| WHAT YOU SHOULD DO |
Find the lines in these entries that include the word "arrow" and state how many there are, with no other words.

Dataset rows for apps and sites
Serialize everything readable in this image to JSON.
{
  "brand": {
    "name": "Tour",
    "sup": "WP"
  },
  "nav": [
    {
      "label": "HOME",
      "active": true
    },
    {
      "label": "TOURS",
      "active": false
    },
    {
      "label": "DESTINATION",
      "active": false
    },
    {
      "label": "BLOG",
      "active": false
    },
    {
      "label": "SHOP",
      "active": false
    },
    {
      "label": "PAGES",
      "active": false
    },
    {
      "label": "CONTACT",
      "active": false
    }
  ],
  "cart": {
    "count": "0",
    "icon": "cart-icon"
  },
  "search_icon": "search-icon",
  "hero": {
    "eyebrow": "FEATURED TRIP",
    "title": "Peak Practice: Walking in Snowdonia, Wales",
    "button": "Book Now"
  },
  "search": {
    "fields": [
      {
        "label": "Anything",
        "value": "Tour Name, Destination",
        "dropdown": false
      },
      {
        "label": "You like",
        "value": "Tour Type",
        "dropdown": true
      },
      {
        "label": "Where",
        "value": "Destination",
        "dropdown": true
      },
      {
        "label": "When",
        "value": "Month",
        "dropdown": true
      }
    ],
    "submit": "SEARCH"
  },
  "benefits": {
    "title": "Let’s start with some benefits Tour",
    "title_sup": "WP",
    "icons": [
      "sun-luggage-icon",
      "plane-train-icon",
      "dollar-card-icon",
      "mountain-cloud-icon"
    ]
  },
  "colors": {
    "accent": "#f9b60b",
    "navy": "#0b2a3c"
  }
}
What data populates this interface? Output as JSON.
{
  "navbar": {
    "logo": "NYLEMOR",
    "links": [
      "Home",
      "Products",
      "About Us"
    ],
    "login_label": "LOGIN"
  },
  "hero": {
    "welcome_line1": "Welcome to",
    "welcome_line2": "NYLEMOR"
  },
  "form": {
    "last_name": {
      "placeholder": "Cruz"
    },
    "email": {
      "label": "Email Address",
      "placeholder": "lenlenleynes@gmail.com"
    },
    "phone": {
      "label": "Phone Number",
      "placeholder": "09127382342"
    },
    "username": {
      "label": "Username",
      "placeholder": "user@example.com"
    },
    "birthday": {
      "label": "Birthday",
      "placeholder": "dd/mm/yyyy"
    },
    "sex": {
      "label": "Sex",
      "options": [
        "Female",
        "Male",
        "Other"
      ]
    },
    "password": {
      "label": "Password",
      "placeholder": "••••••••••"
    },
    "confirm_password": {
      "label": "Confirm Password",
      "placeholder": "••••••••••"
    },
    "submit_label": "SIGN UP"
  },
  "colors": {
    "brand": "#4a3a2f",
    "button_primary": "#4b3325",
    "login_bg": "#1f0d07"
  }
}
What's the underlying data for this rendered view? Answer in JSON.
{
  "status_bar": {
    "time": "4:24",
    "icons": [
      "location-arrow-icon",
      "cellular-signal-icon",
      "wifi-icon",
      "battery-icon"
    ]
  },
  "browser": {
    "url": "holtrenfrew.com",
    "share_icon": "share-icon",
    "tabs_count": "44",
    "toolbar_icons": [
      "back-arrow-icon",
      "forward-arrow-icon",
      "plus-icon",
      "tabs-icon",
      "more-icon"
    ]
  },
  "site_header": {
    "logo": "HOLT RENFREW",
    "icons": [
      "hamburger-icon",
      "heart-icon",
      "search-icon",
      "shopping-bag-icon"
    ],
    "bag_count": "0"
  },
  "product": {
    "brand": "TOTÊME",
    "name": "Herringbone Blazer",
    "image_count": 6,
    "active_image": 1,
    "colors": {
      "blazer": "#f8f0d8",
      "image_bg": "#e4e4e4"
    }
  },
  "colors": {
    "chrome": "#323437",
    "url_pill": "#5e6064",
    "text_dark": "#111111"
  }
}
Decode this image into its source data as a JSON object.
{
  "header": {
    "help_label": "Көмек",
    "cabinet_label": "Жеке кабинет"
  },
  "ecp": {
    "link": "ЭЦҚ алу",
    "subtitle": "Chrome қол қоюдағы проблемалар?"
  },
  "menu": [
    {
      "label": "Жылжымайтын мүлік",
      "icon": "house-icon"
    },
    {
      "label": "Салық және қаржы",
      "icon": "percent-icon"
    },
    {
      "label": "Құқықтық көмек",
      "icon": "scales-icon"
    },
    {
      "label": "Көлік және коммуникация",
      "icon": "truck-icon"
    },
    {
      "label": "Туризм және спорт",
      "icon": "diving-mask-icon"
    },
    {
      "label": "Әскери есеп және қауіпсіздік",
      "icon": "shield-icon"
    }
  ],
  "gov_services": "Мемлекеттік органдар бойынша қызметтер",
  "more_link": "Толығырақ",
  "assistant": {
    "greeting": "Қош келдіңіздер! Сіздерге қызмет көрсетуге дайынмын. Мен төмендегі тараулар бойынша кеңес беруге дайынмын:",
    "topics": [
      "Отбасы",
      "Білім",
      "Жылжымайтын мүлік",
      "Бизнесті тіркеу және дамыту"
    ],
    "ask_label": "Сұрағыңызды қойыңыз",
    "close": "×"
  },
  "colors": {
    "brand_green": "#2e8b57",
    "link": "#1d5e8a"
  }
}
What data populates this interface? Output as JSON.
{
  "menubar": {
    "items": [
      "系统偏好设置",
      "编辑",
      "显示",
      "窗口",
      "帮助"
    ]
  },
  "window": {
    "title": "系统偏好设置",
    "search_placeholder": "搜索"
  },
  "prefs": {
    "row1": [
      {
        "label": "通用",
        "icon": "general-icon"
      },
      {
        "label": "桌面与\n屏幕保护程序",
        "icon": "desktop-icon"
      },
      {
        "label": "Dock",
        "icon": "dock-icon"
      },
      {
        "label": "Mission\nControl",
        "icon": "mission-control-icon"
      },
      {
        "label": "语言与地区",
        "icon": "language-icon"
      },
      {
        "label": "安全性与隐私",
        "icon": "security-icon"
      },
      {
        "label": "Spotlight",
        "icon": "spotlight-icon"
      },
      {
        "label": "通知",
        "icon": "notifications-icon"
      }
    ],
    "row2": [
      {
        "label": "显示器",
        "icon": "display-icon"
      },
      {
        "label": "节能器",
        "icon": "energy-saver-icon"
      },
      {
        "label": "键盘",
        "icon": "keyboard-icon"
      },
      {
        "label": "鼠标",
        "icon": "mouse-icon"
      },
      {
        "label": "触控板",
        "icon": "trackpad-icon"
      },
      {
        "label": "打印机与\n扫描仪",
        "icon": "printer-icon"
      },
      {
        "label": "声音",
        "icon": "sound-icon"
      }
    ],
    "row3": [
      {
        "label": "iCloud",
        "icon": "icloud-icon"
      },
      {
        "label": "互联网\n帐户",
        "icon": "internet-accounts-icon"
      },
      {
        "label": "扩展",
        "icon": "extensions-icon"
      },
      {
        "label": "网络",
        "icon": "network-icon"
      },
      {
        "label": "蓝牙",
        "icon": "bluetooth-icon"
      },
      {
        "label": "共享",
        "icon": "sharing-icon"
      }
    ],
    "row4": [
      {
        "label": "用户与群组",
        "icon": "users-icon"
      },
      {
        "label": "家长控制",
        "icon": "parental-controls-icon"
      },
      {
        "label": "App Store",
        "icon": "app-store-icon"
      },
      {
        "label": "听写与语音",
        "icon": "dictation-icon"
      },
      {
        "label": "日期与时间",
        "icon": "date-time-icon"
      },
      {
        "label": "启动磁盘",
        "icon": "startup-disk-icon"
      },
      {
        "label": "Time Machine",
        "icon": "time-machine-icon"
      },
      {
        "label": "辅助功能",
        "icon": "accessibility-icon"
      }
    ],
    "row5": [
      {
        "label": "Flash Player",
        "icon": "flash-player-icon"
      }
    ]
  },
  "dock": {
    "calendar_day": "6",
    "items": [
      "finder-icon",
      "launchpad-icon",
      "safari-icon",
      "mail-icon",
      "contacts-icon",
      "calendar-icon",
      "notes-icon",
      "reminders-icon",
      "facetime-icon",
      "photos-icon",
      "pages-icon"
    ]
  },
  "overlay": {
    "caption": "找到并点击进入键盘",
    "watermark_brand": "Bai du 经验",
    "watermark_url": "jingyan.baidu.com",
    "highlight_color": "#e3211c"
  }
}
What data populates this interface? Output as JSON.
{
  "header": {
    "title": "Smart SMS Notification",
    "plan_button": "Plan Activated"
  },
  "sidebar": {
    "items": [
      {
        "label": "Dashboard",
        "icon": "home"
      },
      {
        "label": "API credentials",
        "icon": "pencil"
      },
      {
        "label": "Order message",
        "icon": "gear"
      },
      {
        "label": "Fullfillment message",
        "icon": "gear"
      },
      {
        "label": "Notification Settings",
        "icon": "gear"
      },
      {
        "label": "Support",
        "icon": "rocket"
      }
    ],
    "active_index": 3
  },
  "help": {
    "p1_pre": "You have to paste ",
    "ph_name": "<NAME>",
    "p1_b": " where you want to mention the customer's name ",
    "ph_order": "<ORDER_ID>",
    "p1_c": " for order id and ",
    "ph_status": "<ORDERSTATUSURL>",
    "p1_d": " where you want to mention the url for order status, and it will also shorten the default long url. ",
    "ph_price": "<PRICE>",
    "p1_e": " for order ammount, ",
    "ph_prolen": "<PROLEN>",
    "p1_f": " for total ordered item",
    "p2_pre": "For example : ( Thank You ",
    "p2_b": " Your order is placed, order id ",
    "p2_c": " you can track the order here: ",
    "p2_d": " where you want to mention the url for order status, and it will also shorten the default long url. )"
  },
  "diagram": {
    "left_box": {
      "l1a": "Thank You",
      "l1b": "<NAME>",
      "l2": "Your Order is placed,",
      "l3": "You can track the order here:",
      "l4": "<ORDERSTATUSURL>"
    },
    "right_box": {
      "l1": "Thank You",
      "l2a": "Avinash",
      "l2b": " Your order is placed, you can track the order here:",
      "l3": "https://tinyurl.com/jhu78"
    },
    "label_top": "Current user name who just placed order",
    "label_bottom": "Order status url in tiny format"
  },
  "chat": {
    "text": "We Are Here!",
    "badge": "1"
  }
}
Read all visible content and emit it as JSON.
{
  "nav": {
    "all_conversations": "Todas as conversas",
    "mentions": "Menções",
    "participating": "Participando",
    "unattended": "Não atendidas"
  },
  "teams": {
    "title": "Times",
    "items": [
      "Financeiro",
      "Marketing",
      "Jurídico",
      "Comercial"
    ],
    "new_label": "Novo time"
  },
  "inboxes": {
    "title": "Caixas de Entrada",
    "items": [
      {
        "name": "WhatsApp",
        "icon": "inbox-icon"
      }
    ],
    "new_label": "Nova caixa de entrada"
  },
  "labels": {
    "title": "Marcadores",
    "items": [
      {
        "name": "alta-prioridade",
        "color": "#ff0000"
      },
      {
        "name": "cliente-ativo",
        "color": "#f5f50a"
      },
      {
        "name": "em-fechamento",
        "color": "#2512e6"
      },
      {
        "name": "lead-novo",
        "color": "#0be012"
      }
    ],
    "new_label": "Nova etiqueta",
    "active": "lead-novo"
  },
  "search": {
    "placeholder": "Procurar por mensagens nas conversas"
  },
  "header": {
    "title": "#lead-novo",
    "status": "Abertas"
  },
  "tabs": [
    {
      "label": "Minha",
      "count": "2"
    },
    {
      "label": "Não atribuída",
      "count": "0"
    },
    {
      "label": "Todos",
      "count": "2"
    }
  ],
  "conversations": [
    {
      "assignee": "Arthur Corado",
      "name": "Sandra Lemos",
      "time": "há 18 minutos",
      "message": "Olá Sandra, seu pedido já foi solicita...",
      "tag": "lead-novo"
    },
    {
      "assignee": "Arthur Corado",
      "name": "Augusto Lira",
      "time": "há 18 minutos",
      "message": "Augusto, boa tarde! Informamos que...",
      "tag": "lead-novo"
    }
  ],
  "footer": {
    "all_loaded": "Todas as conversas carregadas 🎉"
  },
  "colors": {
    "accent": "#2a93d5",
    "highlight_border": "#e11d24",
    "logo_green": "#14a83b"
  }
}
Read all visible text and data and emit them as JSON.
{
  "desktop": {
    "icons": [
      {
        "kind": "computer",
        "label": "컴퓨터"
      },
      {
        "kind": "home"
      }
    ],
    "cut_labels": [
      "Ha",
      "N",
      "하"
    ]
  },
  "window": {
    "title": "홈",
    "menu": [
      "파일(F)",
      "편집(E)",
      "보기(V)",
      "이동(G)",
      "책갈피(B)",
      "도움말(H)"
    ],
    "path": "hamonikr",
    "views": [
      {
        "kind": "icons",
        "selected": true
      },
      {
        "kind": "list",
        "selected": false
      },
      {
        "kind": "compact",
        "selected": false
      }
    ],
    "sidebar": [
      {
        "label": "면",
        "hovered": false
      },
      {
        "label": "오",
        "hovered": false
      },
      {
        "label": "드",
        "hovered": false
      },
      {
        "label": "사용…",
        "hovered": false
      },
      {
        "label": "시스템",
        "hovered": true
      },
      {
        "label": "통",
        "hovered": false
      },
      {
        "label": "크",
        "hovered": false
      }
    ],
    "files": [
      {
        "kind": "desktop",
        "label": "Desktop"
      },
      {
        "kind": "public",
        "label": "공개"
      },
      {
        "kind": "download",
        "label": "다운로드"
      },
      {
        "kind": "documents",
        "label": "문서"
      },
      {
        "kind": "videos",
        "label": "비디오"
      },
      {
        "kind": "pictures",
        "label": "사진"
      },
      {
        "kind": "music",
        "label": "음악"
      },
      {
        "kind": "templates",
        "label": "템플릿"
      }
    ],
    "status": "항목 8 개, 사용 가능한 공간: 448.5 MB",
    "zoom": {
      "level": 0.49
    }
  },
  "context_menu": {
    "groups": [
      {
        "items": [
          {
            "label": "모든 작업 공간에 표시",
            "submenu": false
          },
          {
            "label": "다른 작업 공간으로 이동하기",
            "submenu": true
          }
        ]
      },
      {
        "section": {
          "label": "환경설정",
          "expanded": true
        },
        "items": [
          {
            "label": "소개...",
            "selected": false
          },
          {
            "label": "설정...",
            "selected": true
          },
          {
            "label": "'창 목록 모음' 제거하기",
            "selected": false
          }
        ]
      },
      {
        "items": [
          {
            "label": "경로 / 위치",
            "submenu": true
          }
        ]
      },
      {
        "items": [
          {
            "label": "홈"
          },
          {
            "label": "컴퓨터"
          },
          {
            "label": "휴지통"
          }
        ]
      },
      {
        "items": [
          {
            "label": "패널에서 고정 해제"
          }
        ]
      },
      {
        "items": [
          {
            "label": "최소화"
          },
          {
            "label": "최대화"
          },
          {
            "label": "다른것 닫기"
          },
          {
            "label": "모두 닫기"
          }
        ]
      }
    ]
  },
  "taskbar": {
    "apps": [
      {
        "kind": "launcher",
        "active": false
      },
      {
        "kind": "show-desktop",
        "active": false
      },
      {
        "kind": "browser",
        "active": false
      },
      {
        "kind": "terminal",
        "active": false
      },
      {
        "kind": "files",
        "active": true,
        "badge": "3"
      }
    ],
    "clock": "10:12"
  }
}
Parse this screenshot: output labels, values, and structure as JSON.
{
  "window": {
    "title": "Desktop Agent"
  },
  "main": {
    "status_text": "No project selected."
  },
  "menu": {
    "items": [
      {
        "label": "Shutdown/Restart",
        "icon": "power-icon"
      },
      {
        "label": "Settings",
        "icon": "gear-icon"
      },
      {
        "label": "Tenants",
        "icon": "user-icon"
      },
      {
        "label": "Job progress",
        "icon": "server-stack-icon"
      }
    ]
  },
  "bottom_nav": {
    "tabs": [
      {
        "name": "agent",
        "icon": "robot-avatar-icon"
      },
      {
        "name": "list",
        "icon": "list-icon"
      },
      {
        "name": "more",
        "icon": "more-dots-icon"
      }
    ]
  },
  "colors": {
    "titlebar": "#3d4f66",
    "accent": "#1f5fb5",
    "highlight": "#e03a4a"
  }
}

| SOLUTION TO THIS PROBLEM |
3